For being only about two years newer, Sharp's Nihongo Word Processor (henceforth, NWP) looks much nicer than EW. Its interface reminds me very much of classic Macintosh programs. Coincidentally, the Mac also used a Motorola 68000 CPU, though somehow I doubt it influenced interface design.
Besides being pretty, NWP is a perfectly serviceable word processor, with the standard features, plus one very neat divergence from the norm: on the right side of the screen is a pinboard with two notes attached to it. These represent the dual clipboard arrangement NWP uses. The left clipboard holds text which has been cut, and the right text which has been copied. There are separate paste commands for each.
It's a minor thing, perhaps, but it's exactly the kind of uniqueness that makes me interested in software from this era. At this time, the clipboard functionality was provided by each program individually, rather than by the operating system (and its associated standard libraries), so the implementation is a conscious choice by the developer.
As you look further back in software history, you can see different interface paradigms contending against one another for mindshare, each representing a different developer's idea about how the interface ought to be. Single clipboard with no history won this particular battle, though there are outliers like emacs's kill ring or the various 'clipboard managers' that provide something extra for the power user.

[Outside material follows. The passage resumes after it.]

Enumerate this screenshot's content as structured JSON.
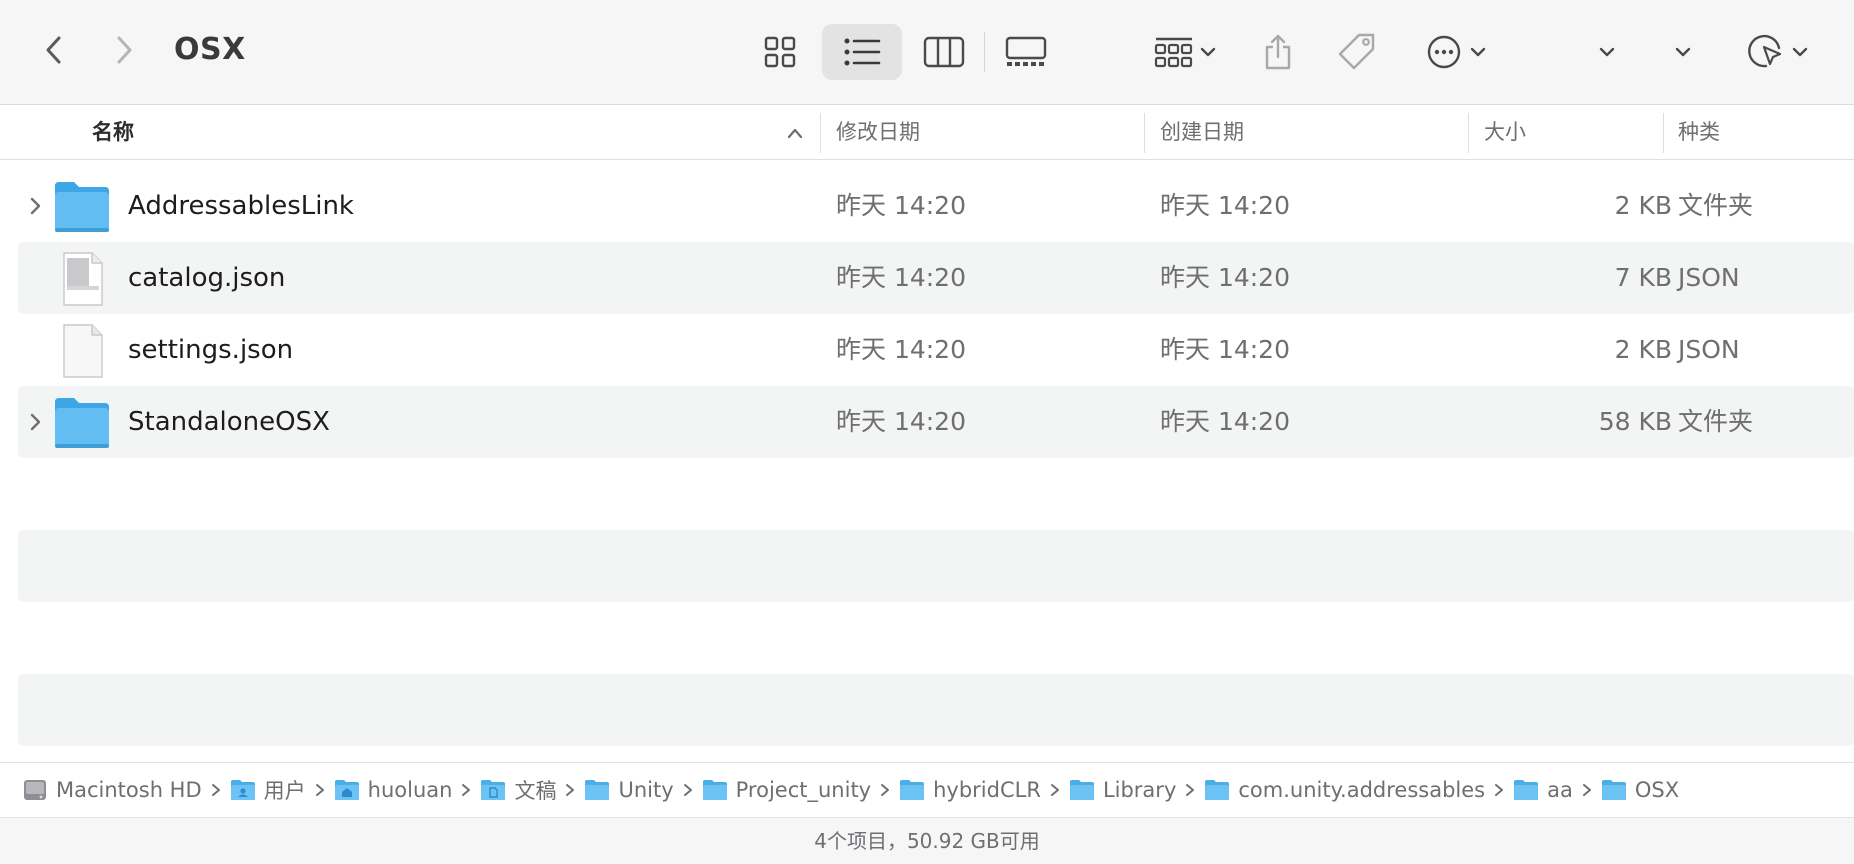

It looks like NWP shipped with certain models of the X68k. A positive bargain!